Items from an interface collection:

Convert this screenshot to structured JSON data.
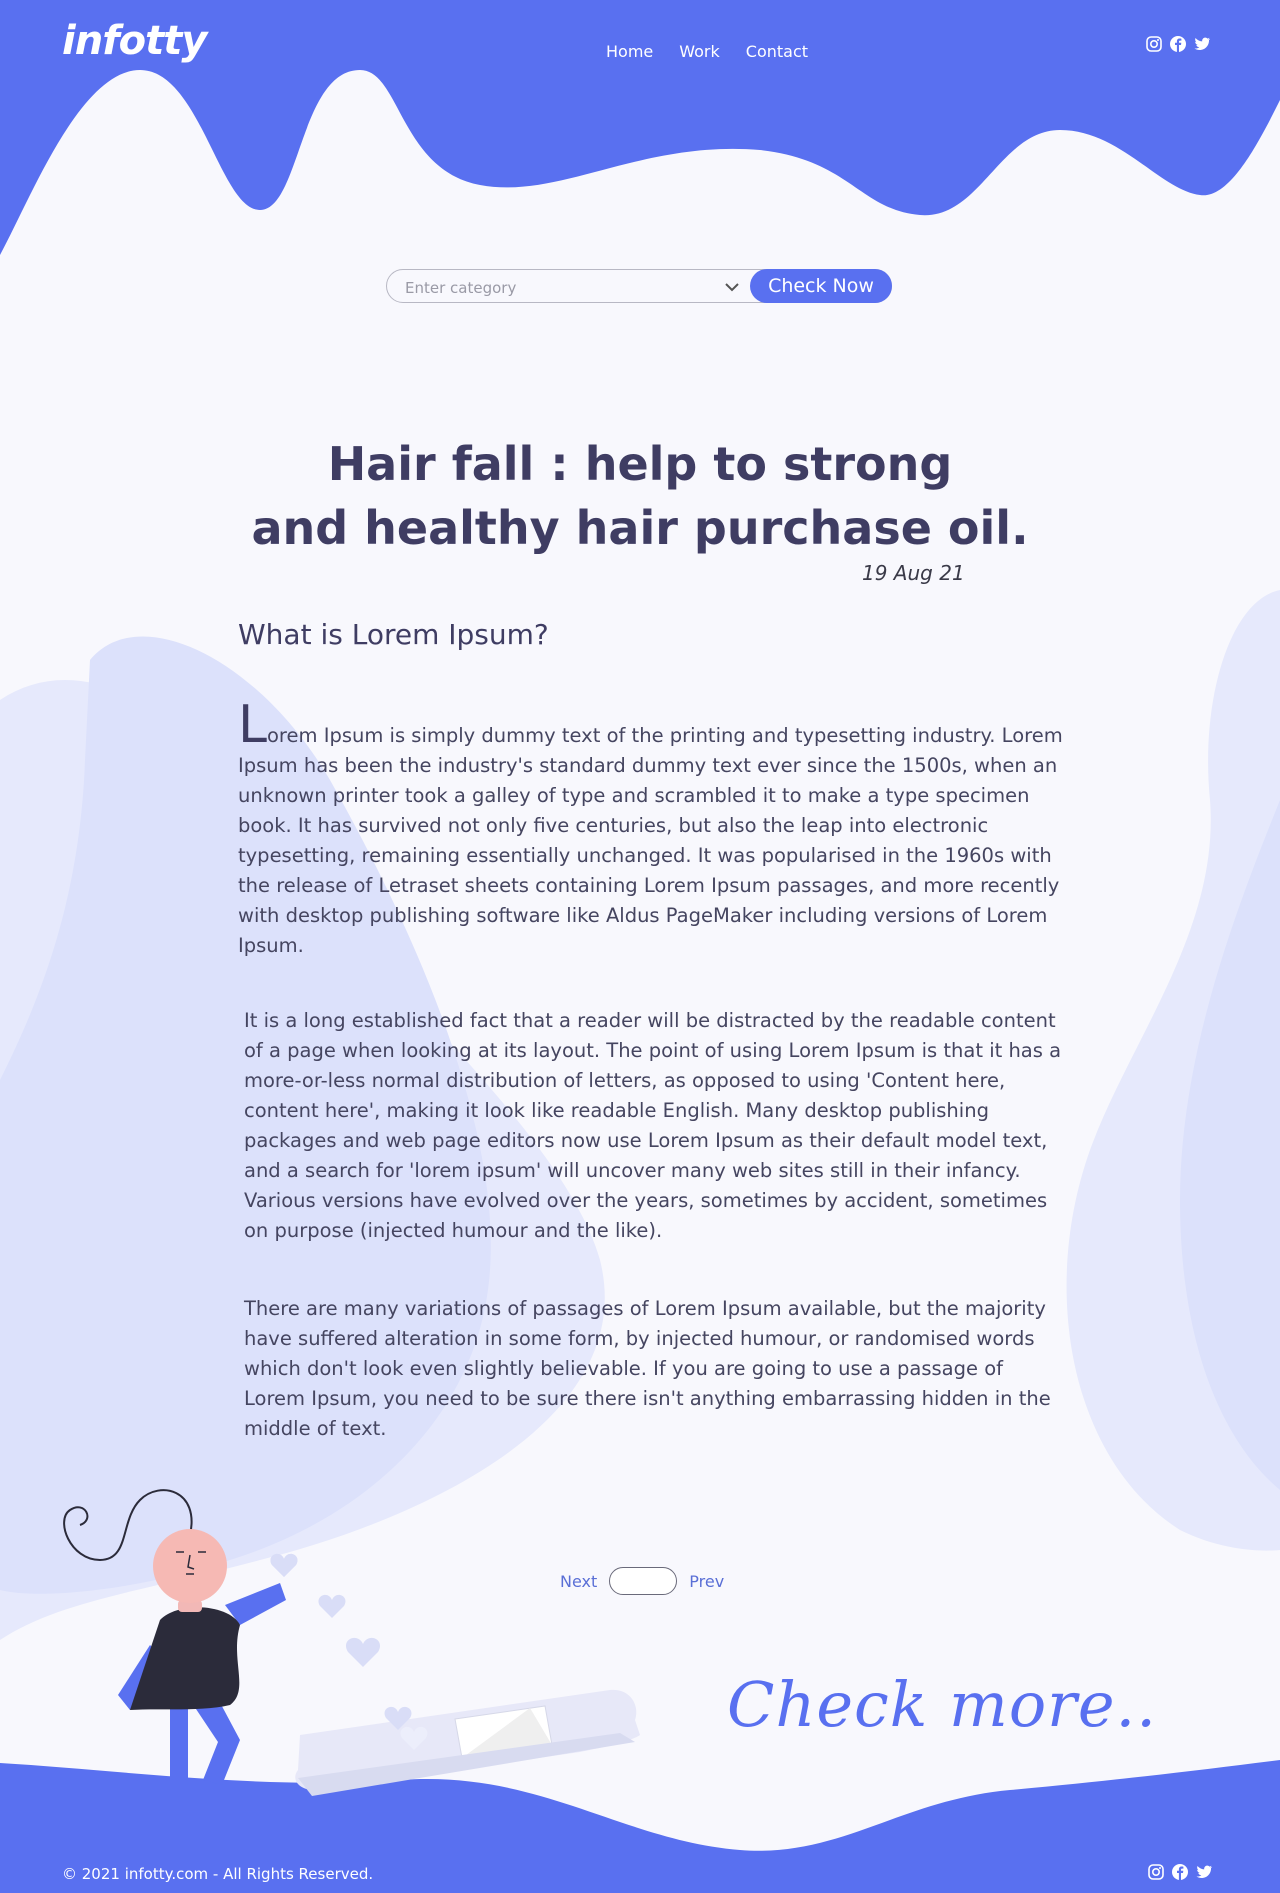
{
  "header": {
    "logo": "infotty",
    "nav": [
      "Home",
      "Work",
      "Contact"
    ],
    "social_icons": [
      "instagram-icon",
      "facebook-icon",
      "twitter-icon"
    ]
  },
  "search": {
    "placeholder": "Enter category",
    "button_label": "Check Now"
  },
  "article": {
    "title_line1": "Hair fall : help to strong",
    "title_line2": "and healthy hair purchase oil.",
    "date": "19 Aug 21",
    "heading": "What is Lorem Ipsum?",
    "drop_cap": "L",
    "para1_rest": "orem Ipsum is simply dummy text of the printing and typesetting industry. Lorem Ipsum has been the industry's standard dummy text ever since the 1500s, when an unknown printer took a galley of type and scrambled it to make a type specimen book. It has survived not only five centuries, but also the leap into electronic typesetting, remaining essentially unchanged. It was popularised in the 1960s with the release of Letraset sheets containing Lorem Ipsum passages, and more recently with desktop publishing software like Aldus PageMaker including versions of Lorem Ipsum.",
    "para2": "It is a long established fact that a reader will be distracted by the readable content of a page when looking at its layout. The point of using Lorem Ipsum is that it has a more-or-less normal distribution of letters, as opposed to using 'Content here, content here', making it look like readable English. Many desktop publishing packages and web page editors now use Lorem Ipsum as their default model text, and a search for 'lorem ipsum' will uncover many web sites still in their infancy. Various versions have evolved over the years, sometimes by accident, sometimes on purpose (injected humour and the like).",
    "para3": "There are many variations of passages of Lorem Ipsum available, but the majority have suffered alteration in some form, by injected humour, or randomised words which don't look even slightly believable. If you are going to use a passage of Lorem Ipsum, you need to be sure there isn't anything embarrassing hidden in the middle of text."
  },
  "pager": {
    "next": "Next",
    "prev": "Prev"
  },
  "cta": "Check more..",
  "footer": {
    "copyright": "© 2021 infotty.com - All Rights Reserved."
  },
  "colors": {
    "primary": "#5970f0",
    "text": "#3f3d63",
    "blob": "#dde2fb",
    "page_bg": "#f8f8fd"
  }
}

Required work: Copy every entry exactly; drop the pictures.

Finished task:
Convert this screenshot to structured JSON data.
{
  "header": {
    "logo": "infotty",
    "nav": [
      "Home",
      "Work",
      "Contact"
    ],
    "social_icons": [
      "instagram-icon",
      "facebook-icon",
      "twitter-icon"
    ]
  },
  "search": {
    "placeholder": "Enter category",
    "button_label": "Check Now"
  },
  "article": {
    "title_line1": "Hair fall : help to strong",
    "title_line2": "and healthy hair purchase oil.",
    "date": "19 Aug 21",
    "heading": "What is Lorem Ipsum?",
    "drop_cap": "L",
    "para1_rest": "orem Ipsum is simply dummy text of the printing and typesetting industry. Lorem Ipsum has been the industry's standard dummy text ever since the 1500s, when an unknown printer took a galley of type and scrambled it to make a type specimen book. It has survived not only five centuries, but also the leap into electronic typesetting, remaining essentially unchanged. It was popularised in the 1960s with the release of Letraset sheets containing Lorem Ipsum passages, and more recently with desktop publishing software like Aldus PageMaker including versions of Lorem Ipsum.",
    "para2": "It is a long established fact that a reader will be distracted by the readable content of a page when looking at its layout. The point of using Lorem Ipsum is that it has a more-or-less normal distribution of letters, as opposed to using 'Content here, content here', making it look like readable English. Many desktop publishing packages and web page editors now use Lorem Ipsum as their default model text, and a search for 'lorem ipsum' will uncover many web sites still in their infancy. Various versions have evolved over the years, sometimes by accident, sometimes on purpose (injected humour and the like).",
    "para3": "There are many variations of passages of Lorem Ipsum available, but the majority have suffered alteration in some form, by injected humour, or randomised words which don't look even slightly believable. If you are going to use a passage of Lorem Ipsum, you need to be sure there isn't anything embarrassing hidden in the middle of text."
  },
  "pager": {
    "next": "Next",
    "prev": "Prev"
  },
  "cta": "Check more..",
  "footer": {
    "copyright": "© 2021 infotty.com - All Rights Reserved."
  },
  "colors": {
    "primary": "#5970f0",
    "text": "#3f3d63",
    "blob": "#dde2fb",
    "page_bg": "#f8f8fd"
  }
}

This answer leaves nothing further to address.